The disguised abusive ad hominem empirically investigated: Strategic manoeuvring with direct personal attacks
David Bourget (Western Ontario)
David Chalmers (ANU, NYU)
Rafael De Clercq
Ezio Di Nucci
Jack Alan Reynolds
Learn more about PhilPapers
Thinking and Reasoning 18 (3):344 - 364 (2012)
The main finding of a comprehensive empirical research project on the intersubjective acceptability of the pragma-dialectical discussion rules (Van Eemeren, Garssen & Meuffels, 2009) is that ordinary language users judge discussion moves that are considered fallacious from an argumentation-theoretical perspective as unreasonable. In light of this finding it is remarkable that in everyday argumentative discourse fallacies occur regularly and seem many times not to be noticed by the participants in the discourse. This also goes for the abusive argumentum ad hominem. While abusive ad hominem attacks are judged to be very unreasonable discussion moves when the unreasonableness of clear cases of this fallacy is rated in experiments, in real life this fallacy remains undetected more often than not. In this paper it is argued that this paradox can be explained by analysing abusive ad hominem attacks as a mode of strategic manoeuvring which takes on a reasonable appearance in real life situations when it mimics, as it often does, legitimate critical reactions to authority argumentation. The hypothesis that abusive fallacies are seen as less unreasonable when they are presented as if they are critical questions pertaining to the argument scheme for authority argumentation than when they are clear cases was tested systematically in two experiments. The results of these experiments confirmed the hypothesis

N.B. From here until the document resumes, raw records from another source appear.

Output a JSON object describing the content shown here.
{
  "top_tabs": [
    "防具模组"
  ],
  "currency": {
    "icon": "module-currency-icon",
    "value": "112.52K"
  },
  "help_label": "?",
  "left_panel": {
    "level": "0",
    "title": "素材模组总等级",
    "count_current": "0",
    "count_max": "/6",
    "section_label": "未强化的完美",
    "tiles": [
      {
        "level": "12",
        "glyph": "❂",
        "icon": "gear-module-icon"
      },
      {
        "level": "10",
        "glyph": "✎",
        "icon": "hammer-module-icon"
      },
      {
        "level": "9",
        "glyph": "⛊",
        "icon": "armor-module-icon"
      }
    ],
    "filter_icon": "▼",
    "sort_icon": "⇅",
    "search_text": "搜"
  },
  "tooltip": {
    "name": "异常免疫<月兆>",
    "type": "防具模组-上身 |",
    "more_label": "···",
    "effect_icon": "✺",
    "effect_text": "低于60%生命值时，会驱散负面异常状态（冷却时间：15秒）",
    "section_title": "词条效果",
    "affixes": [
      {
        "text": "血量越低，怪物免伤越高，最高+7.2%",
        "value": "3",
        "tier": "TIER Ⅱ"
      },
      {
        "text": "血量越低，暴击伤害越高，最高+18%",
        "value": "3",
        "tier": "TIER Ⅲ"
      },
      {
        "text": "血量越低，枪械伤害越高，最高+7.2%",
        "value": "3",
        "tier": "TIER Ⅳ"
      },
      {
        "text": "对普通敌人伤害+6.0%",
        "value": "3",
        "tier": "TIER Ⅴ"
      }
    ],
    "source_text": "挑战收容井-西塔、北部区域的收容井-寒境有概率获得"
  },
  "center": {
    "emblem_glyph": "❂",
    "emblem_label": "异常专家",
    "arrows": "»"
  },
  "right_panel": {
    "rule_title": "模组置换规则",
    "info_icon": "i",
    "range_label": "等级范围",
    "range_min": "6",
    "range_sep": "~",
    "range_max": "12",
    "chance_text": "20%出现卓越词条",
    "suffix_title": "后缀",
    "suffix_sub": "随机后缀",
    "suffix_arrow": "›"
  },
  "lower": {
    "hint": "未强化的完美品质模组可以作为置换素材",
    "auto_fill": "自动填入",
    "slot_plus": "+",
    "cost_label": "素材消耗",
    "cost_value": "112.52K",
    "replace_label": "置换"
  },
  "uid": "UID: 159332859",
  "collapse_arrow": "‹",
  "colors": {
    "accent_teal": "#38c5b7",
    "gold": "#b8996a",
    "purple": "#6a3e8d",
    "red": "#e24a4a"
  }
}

|Keywords||No keywords specified (fix it)|
|Categories||categorize this paper)|
Setup an account with your affiliations in order to access resources via your University's proxy server
Configure custom proxy (use this if your affiliation does not provide a proxy)
|Through your library|
References found in this work BETA
No references found.
Citations of this work BETA
Adam Corner & Ulrike Hahn (2013). Normative Theories of Argumentation: Are Some Norms Better Than Others? Synthese 190 (16):3579-3610.
Frans H. Van Eemeren (2016). Identifying Argumentative Patterns: A Vital Step in the Development of Pragma-Dialectics. Argumentation 30 (1):1-23.
Similar books and articles
Frans van Eemeren, Bart Garssen & Bert Meuffels (2012). Effectiveness Through Reasonableness Preliminary Steps to Pragma-Dialectical Effectiveness Research. Argumentation 26 (1):33-53.
Frans H. Eemeren, Bart Garssen & Bert Meuffels (2012). Effectiveness Through Reasonableness Preliminary Steps to Pragma-Dialectical Effectiveness Research. Argumentation 26 (1):33-53.
Frans H. van Eemeren & Peter Houtlosser (2003). The Development of the Pragma-Dialectical Approach to Argumentation. Argumentation 17 (4):387-403.
Audrey Yap (2013). Ad Hominem Fallacies, Bias, and Testimony. Argumentation 27 (2):97-109.
Frans H. Eemeren (2012). The Pragma-Dialectical Theory Under Discussion. Argumentation 26 (4):439-457.
Dale Hample (2010). Frans van Eemeren, Bart Garssen, & Bert Meuffels: Fallacies and Judgments of Reasonableness: Empirical Research Concerning the Pragma-Dialectical Discussion Rules. Argumentation 24 (3):375-381.
Graciela Marta Chichi (2002). The Greek Roots of the Ad Hominem-Argument. Argumentation 16 (3):333-348.
Frans van Eemeren (2011). In Context. Argumentation 25 (2):141-161.
Fabrizio Macagno (2013). Strategies of Character Attack. Argumentation 27 (4):1-33.
Christopher A. Pynes (2012). Ad Hominem Arguments and Intelligent Design: Reply to Koperski. Zygon 47 (2):289-297.
D. N. Walton (2004). Argumentation Schemes and Historical Origins of the Circumstantial Ad Hominem Argument. Argumentation 18 (3):359-368.
Moti Mizrahi (2010). Take My Advice—I Am Not Following It: Ad Hominem Arguments as Legitimate Rebuttals to Appeals to Authority. Informal Logic 30 (4):435-456.
Frans H. Eemeren (2013). In What Sense Do Modern Argumentation Theories Relate to Aristotle? The Case of Pragma-Dialectics. Argumentation 27 (1):49-70.
Joel M. Buenting (2005). The Rejection of Testimony and the Normative Recommendation of Non-Fallacious 'Ad Hominem' Arguments Based on Hume's 'Of Miracles' and Canadian Law. Auslegung 27 (2):1 - 16.
Added to index2012-06-13
Total downloads19 ( #196,636 of 1,907,095 )
Recent downloads (6 months)5 ( #161,266 of 1,907,095 )
How can I increase my downloads?